Benjamin is definitely the deep hitter on the offense, but he really has to cut down on the drops if he wants to amplify his impact on the game.
Drops plagued the Canes last year, and Coach Golden won't stand for them, so Benjamin will have to step his game up this season.
After Jacory Harris threw for 3,352 yards and 24 touchdowns as a sophomore in 2009-10, big things were expected of him in his junior season.
Harris did not deliver. He, like the rest of the offense, sputtered in 2010-11, and those numbers dropped to 1793 yards and 14 touchdowns.
One thing he did not do differently was that in both seasons he threw A LOT of interceptions. He threw 17 as a sophomore and 15 last year on 136 fewer passing attempts.
What cannot be denied, though, is that Harris has All-Conference talent and if he ever puts it all together, he would be a force to be reckoned with.
Where Jacory struggles is trying to force the ball into tight coverage, and not always putting as much zip on the ball as is needed.
Al Golden has been trying to instill in both Harris and Stephen Morris that a checkdown is indeed a good play and that taking the open man is better than forcing a pass that cannot be completed and ending up with an interception.
Harris has a lot of weapons to work with this season, both out of the backfield on flanking him on the line of scrimmage. If he can protect the football while still connecting on downfield passing plays, he'll be in line for a big season.
Lamar Miller had a terrific freshman season last year, totaling 646 rushing yards on 108 carries, good for a 6.0 yards per carry average. He also returned 8 kicks for 214 yards, taking one of them back for an 88-yard touchdown against Ohio State.
Miller had just five games of double-digit carries last season, but he totaled 589 rushing yards in those games. He had two 100-yard games, including a team season-high 163 on 15 carries against Virginia Tech at home.
It's that big-play ability that makes Miller the most explosive player on this year's Hurricanes offense.
He is a threat to score every time he touches the ball. He has breakaway speed, but also the size to bowl people over.
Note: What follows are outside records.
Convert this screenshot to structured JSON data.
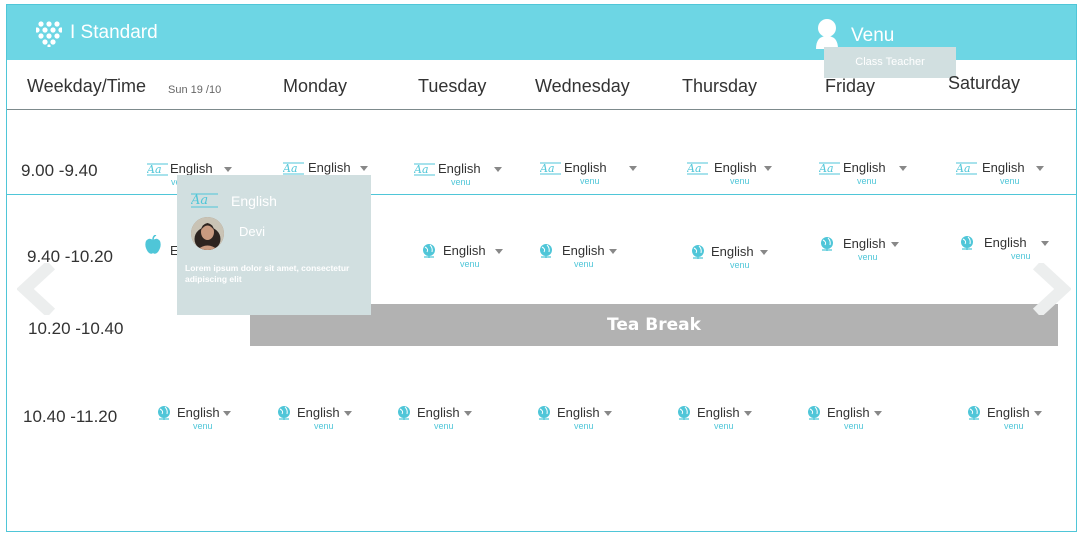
{
  "header": {
    "title": "I Standard",
    "user_name": "Venu",
    "user_role": "Class Teacher"
  },
  "colors": {
    "topbar": "#6dd6e4",
    "accent": "#4fc6d8",
    "tea_break": "#b2b2b2",
    "popup": "#d1dfe0"
  },
  "table": {
    "first_header": "Weekday/Time",
    "date": "Sun 19 /10",
    "days": [
      "Monday",
      "Tuesday",
      "Wednesday",
      "Thursday",
      "Friday",
      "Saturday"
    ],
    "times": [
      "9.00 -9.40",
      "9.40 -10.20",
      "10.20 -10.40",
      "10.40 -11.20"
    ],
    "break_label": "Tea Break"
  },
  "slots": {
    "row1": [
      {
        "subject": "English",
        "teacher": "venu",
        "icon": "language-icon"
      },
      {
        "subject": "English",
        "teacher": "venu",
        "icon": "language-icon"
      },
      {
        "subject": "English",
        "teacher": "venu",
        "icon": "language-icon"
      },
      {
        "subject": "English",
        "teacher": "venu",
        "icon": "language-icon"
      },
      {
        "subject": "English",
        "teacher": "venu",
        "icon": "language-icon"
      },
      {
        "subject": "English",
        "teacher": "venu",
        "icon": "language-icon"
      },
      {
        "subject": "English",
        "teacher": "venu",
        "icon": "language-icon"
      }
    ],
    "row2": [
      {
        "subject": "English",
        "teacher": "venu",
        "icon": "globe-icon"
      },
      {
        "subject": "English",
        "teacher": "venu",
        "icon": "globe-icon"
      },
      {
        "subject": "English",
        "teacher": "venu",
        "icon": "globe-icon"
      },
      {
        "subject": "English",
        "teacher": "venu",
        "icon": "globe-icon"
      },
      {
        "subject": "English",
        "teacher": "venu",
        "icon": "globe-icon"
      }
    ],
    "row4": [
      {
        "subject": "English",
        "teacher": "venu",
        "icon": "globe-icon"
      },
      {
        "subject": "English",
        "teacher": "venu",
        "icon": "globe-icon"
      },
      {
        "subject": "English",
        "teacher": "venu",
        "icon": "globe-icon"
      },
      {
        "subject": "English",
        "teacher": "venu",
        "icon": "globe-icon"
      },
      {
        "subject": "English",
        "teacher": "venu",
        "icon": "globe-icon"
      },
      {
        "subject": "English",
        "teacher": "venu",
        "icon": "globe-icon"
      },
      {
        "subject": "English",
        "teacher": "venu",
        "icon": "globe-icon"
      }
    ]
  },
  "popup": {
    "subject": "English",
    "teacher": "Devi",
    "description": "Lorem ipsum dolor sit amet, consectetur adipiscing elit"
  },
  "row2_partial_subject": "E"
}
He has solid hands catching the ball out of the back field and can broke a short pass for a big gain as well.
He'll be trusted on to carry a bigger load as a sophomore this season, and should be one of the focal points of the offensive game plan every week.